When I was in college, I spent a summer hiking half of the Appalachian Trail with two buddies. Our first few days were really rough. Carrying heavy packs, nursing blistered feet and massaging sore muscles pushed us to our limits. We considered giving up entirely.
By dinnertime on the third night, we were so emotionally exasperated that we struggled to simply light our camp stove. A solo hiker passing through approached to offer his assistance. He showed us the “trail way” to light our stove and helped us get the water boiling. He then deposited a large plastic bag filled with chocolate covered peanut candies on the makeshift picnic table and said:
“Y’all look like you could use some of this before your meal. Help yourself!”
Famished, we enthusiastically dug in.
Come morning, to our surprise, the solo hiker was gone without a trace. I was reminded of a verse in the Bible that says, “Do not forget to show hospitality to strangers, for by so doing some people have shown hospitality to angels without knowing it.” (Hebrews 13:12)
We certainly didn’t feel angelic ourselves that day, with our trail grime and stinky attitudes, but that hiker who stopped to help three strangers truly was an angel! His hospitality was divine and rekindled our hopes that we would learn along the way, adapt and eventually reach our destination (which we did).
Here at Pine Rest, we offer hospitality every day. Patients, residents, and clients often feel anxious when they come to us. Our hospitality takes many forms. We greet these individuals, listen to them and attend to their needs. We serve them wholesome meals, a clean bed to sleep in, and we provide them with care that protects their safety and wellbeing. We strive to teach them helpful coping skills and offer therapeutic relationships. These expressions of hospitality fuel patients’ hope for restored health and a renewed spirit.

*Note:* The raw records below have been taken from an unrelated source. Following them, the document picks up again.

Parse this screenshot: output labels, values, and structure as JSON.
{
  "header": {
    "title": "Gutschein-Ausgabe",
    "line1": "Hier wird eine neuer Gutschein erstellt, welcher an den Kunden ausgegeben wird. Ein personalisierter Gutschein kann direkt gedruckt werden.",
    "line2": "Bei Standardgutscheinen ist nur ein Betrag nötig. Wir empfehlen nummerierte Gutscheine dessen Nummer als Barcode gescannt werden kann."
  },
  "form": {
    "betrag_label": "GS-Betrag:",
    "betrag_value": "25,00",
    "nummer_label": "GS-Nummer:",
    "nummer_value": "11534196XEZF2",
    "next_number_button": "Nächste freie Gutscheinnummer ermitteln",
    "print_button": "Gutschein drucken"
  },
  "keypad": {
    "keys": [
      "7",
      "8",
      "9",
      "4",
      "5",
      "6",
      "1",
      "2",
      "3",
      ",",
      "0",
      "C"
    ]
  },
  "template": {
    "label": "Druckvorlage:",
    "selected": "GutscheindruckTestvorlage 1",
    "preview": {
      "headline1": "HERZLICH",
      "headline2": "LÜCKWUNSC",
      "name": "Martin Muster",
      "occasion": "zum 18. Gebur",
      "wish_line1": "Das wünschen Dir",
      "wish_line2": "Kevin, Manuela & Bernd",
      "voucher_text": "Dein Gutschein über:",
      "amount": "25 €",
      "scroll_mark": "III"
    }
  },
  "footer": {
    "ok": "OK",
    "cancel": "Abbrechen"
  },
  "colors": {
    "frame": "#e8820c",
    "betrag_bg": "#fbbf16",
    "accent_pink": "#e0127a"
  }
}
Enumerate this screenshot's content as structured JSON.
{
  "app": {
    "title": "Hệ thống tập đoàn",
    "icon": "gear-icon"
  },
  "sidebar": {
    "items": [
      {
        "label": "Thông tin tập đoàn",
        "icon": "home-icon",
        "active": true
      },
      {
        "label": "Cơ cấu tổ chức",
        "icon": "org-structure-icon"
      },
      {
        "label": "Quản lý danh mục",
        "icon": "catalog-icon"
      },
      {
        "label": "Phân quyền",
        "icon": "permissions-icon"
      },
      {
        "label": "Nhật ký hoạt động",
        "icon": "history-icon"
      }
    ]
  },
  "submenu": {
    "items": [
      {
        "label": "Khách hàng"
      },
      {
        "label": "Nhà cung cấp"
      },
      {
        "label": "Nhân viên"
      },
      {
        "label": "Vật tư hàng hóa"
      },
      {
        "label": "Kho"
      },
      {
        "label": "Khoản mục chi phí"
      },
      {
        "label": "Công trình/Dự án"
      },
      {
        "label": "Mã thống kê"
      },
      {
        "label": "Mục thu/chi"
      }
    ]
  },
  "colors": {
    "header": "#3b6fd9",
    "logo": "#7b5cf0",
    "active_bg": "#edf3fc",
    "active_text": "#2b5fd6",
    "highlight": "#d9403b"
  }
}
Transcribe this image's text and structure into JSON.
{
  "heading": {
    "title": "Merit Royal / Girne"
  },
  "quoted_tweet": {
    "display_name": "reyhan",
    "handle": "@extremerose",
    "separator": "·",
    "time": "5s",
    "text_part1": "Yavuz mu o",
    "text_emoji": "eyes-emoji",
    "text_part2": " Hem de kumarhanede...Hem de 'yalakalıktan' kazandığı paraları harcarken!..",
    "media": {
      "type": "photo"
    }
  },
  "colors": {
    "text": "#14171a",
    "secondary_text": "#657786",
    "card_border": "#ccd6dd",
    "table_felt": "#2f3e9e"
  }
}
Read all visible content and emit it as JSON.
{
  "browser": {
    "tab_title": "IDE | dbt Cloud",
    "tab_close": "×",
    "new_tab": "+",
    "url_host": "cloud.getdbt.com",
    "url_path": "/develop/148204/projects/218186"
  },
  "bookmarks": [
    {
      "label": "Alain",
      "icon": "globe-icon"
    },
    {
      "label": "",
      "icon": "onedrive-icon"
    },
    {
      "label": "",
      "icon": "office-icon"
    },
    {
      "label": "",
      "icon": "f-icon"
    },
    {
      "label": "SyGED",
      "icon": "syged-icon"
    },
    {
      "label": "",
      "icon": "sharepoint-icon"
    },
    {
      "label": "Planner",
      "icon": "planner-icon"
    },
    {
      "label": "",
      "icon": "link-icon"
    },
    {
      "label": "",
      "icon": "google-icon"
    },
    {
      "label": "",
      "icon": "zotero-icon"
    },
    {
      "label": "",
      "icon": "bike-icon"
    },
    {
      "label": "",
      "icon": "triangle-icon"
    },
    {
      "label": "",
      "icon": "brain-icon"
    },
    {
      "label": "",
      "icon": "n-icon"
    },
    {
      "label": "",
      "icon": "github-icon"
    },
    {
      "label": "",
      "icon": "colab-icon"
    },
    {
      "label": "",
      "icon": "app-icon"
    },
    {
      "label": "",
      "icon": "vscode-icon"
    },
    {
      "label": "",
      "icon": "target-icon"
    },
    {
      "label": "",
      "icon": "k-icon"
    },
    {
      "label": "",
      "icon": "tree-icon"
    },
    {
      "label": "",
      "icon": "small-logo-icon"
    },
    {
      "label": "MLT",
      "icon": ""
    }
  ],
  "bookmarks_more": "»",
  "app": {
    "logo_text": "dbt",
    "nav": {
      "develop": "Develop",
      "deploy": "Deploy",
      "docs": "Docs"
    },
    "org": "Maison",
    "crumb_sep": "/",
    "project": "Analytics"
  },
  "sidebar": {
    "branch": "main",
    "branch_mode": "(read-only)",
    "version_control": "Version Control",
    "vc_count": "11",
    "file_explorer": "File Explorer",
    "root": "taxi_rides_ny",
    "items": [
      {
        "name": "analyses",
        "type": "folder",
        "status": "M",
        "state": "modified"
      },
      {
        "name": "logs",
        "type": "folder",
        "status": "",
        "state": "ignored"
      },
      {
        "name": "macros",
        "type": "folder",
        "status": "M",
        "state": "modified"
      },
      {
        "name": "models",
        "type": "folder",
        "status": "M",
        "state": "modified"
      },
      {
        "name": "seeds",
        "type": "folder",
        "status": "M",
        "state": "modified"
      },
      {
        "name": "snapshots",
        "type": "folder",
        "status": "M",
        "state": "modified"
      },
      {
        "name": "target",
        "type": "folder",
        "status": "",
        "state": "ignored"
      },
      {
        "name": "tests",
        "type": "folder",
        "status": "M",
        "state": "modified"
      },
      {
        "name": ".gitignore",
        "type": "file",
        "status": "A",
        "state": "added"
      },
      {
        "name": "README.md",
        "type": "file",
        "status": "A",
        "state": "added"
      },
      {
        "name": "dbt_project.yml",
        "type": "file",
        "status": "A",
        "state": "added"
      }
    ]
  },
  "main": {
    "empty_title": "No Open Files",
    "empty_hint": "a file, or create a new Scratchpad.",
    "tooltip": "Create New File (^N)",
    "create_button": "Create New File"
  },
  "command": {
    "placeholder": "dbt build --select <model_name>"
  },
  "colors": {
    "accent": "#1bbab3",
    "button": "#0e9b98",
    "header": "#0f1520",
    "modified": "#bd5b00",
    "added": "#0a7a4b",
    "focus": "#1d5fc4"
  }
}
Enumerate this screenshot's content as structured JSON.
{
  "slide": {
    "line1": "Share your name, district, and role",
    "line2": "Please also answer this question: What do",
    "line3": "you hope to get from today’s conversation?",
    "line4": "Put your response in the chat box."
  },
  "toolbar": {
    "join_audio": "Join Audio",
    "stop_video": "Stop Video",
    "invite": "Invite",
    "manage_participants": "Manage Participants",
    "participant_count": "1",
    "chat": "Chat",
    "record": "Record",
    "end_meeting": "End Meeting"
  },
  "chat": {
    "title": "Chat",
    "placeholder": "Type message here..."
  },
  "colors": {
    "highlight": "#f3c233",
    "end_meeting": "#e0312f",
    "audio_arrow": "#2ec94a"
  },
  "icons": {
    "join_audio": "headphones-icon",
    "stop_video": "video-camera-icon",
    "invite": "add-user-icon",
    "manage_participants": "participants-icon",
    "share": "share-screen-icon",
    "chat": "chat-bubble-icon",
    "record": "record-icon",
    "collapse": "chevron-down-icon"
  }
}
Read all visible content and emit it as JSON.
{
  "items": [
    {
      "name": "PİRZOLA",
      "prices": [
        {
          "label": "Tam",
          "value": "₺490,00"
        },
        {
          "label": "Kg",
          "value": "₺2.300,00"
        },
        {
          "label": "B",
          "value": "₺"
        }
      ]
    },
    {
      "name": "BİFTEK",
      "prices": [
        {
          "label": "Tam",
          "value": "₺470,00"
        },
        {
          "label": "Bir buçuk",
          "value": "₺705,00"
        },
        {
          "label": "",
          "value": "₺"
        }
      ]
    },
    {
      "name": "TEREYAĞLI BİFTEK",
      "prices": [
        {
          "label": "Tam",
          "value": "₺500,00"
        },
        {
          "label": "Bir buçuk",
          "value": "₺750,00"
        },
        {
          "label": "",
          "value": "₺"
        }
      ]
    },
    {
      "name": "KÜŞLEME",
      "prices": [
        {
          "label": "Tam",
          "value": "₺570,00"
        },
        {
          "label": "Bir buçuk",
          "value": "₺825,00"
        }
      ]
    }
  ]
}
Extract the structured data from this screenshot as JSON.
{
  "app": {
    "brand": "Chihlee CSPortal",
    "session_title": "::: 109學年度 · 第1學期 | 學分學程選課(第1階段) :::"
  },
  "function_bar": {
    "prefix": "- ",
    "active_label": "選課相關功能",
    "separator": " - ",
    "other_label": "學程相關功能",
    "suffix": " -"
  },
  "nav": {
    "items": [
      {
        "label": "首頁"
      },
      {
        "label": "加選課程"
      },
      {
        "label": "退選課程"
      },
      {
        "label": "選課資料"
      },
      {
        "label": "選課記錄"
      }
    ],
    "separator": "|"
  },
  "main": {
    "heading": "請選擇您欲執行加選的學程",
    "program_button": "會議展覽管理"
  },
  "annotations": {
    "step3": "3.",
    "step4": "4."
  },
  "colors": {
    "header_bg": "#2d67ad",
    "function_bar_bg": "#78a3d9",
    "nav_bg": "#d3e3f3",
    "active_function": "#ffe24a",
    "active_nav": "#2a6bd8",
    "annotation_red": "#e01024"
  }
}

As we embark upon the new year, let us hope for an array of longings to be fulfilled: Healing of mental illnesses; recovery from addictions; safe housing options; justice and equity; restored relationships; and more. Waiting with such longing is much more bearable when others join us. When we practice hospitality together as one, hope grows.
May we share hospitality with others and delight in the ways our hospitality fuels hope … in 2024 and the years beyond.